Skip to main content

Daily Mutilation

Songs in my head:
"Daily Mutilation" by the Posies
"Is She Really Going Out With Him?" by Joe Jackson

The soundtrack to the Anti-Valentine's Day party is complete. Five discs of songs with lyrics about breaking up, discontent, unhappiness, regret and so on. Here are some of the other songs:

"I'm Not Calling You" by Lifetime
"The More You Ignore Me, The Closer I Get" by Morrissey
"Via Chicago" by Wilco
"Daily Mutilation" by the Posies
"Explode and Make Up" by Sugar
"Make It Easy on Yourself" by the Walker Brothers
"Operator" by Jim Croce
"The Brides Have Hit Glass" by Guided By Voices
"All By Myself" by Eric Carmen
"Never Gonna Fall in Love Again" by Eric Carmen
"Another Saturday Night" by Sam Cooke
"Alone Again (Naturally)" by Gilbert O'Sullivan
"Without You" by Nilsson
"Sent You Up" by Knife in the Water
"The KKK Took My Baby Away" by the Ramones
"Broken Heart" by Spiritualized
"The End of July" by Sarge
"Why Bother?" by Weezer
"Pictures of You" by the Cure
"Simple Twist of Fate" by Bob Dylan
"Never Tear Us Apart" by INXS

Very cool to see this show get this kind of coverage. It's because of the pre-Good Show show, The Tom and Steve Show, that I got/stole/ripped-off the idea for the Anti-Valentine's Day Party.

I found this site this afternoon. As a fan of the band, I'm glad to see such an extensive site devoted to them.


Anonymous said…
One of my favorite breakup/anti-relationship songs is "Wish Me Well" by the Bouncing Souls.

I also really like "Long Distance" by All, although I couldn't listen to it for at least six months after breaking up with my first love, because it described our relationship and breakup perfectly -- right down to the "We both know how hard it is for both of us to try/And we both know how hot it is in Texas in July."

Popular posts from this blog

The Complete Idiot's Guide to Catherine Wheel

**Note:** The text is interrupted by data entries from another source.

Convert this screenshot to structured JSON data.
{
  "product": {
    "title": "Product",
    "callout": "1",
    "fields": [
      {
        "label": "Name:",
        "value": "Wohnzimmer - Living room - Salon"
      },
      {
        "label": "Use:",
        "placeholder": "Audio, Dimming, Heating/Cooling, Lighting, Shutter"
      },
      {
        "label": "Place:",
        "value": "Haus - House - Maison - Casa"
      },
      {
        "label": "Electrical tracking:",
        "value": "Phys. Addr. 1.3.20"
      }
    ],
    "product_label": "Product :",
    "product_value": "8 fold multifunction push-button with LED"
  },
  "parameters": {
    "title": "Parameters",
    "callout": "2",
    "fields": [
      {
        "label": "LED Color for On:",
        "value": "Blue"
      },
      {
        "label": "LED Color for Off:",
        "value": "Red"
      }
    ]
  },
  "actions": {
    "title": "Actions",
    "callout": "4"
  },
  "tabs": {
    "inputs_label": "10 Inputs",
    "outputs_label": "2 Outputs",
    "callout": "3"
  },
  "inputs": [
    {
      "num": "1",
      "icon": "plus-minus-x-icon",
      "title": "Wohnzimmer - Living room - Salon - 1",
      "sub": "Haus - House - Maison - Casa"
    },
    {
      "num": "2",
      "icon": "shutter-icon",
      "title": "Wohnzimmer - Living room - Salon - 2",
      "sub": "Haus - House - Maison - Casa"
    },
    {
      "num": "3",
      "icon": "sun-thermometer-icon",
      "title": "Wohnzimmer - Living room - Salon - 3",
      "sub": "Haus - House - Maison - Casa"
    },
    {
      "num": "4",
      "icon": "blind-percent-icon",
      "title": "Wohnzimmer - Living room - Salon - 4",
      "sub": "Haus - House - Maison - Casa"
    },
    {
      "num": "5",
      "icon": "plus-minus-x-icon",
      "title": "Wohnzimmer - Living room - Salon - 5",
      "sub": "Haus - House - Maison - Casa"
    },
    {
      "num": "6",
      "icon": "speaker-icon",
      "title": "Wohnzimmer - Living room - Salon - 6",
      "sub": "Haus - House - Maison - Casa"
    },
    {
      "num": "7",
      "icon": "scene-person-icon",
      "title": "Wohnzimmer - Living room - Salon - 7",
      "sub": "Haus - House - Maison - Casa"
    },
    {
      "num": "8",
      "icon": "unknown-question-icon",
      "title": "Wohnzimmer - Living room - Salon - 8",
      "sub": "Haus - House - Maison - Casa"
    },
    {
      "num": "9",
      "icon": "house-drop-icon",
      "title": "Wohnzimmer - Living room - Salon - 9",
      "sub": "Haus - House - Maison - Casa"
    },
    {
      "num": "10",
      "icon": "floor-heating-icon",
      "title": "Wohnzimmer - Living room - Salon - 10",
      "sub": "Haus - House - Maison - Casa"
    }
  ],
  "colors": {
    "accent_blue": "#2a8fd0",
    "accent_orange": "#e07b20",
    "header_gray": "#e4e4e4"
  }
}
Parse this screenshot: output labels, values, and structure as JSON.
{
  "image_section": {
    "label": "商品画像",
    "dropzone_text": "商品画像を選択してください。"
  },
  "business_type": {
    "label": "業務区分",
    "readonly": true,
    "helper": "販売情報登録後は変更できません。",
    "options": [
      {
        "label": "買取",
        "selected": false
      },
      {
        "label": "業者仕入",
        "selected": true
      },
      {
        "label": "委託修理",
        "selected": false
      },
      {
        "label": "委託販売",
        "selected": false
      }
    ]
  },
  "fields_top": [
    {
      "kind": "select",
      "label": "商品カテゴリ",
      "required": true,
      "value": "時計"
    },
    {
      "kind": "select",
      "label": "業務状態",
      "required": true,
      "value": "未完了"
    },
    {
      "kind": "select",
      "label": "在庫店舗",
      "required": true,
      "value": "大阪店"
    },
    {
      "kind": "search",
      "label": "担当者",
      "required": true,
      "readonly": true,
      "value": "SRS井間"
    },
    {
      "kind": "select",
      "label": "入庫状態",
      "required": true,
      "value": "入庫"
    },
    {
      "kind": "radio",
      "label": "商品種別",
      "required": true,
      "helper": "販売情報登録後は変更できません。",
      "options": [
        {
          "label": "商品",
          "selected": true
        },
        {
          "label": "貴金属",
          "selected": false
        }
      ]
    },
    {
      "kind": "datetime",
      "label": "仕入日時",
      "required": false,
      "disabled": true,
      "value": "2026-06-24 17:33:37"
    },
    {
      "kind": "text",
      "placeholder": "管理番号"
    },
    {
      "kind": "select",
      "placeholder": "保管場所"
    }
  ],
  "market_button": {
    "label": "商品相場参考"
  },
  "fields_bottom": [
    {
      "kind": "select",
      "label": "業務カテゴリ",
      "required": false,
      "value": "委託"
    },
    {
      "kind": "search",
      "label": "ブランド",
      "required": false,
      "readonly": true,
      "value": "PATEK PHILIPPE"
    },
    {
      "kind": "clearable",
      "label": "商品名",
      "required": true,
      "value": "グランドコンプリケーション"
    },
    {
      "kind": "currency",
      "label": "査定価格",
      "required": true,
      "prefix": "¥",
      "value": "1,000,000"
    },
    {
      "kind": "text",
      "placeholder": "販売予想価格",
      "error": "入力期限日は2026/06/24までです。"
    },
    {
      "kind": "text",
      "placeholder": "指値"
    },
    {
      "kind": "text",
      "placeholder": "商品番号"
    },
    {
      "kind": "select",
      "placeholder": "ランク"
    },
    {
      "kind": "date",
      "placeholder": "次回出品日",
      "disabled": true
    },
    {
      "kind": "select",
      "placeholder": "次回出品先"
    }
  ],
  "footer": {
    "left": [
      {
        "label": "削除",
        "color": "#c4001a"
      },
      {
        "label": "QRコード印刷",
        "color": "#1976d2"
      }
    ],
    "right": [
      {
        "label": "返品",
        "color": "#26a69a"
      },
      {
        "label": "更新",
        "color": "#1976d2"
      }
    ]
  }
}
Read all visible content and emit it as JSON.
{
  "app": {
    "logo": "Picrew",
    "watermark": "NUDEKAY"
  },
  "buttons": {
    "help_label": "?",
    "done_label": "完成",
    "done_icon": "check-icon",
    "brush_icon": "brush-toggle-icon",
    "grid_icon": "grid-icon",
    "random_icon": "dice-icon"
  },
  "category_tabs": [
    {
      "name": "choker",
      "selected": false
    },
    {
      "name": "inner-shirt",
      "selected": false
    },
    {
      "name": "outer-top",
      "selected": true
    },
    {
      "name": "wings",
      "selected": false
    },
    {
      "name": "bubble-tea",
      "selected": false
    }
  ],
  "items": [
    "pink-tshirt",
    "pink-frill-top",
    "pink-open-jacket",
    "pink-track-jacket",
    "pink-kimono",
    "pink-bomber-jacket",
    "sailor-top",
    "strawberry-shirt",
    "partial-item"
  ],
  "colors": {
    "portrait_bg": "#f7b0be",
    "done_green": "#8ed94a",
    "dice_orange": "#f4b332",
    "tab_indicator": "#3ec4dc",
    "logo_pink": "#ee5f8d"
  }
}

Originally posted: Tuesday, August 29th, 2006 Despite managing to release five proper albums, Catherine Wheel was one of those bands that always seemed to slip past the mainstream rock crowd. Yes, they got some nice airplay in their day, but people seem to have forgotten about them. You may hear “Black Metallic” or “Waydown” on a “classic alternative” show on Sirius or XM or maybe even on terrestrial radio, but that’s about it. For me, they were one of most consistent rock bands of the ’90s, meandering through shoegazer, hard rock, space rock and pop rock, all while eluding mainstream pigeonholing. Led by the smooth, warm pipes of vocalist/guitarist Rob Dickinson (cousin of Iron Maiden’s Bruce Dickinson), Catherine Wheel featured Brian Futter on lead guitar, Dave Hawes on bass and Neil Sims on drums. They weren’t a pretty-boy guitar band, but they weren’t a scuzzy bunch of ragamuffins either. Though the band hailed from England, Catherine Wheel found itself more welcome on American air

I ain't got no crystal ball

I've never been a big fan of Sublime's reggae-punk-ska, but I feel bad for their hardcore fans. Billboard reports that a four-disc box set featuring previously released and unreleased material is on the way. How is this a bad thing? Well, the number of posthumous vault-raiding collections greatly outnumber the band's proper releases. That usually isn't a problem, but the quality of them is very suspect. When they were together, the band recorded three proper albums, Robbin' the Hood , 40 Oz. to Freedom and Sublime . Sublime would be the band's breakthrough record with the mainstream, but that success was very bittersweet. Shortly before its release, frontman/guitarist/songwriter Bradley Nowell died of a heroin overdose. In the following years, the effects of apparently a bad record deal have yielded compilation after compilation. Here's the rundown so far: Second Hand Smoke (1997) Stand By Your Van -- Sublime Live in Concert (1998) Sublime Acoustic: Br

Best of 2021

  Last year, my attention span was not wide enough to listen to a lot of LPs from start to finish. Too much went on in 2020 to focus on 10-15 albums, so I went with only a couple to spotlight. Well, 2021 was a little better, as I have a list of top four records, and a lot of individual tracks.  (I made a lengthy Spotify playlist ) So, without further ado, here’s my list of favorites of the year: Albums Deafheaven, Infinite Granite (listen) Hands down, my favorite album of the year. I was not sure where Deafheaven would go after another record that brought My Bloody Valentine and death metal fans together, but they beautifully rebooted their sound on Infinite Granite. The divisive goblin vocals are vastly pared-down here, as are the blast beats. Sounding more inspired by Slowdive, the band has discovered a new sonic palette that I hope they explore more of in the future. It’s a welcome revelation. I still love their older material, but this has renewed my love of what these guys do.  J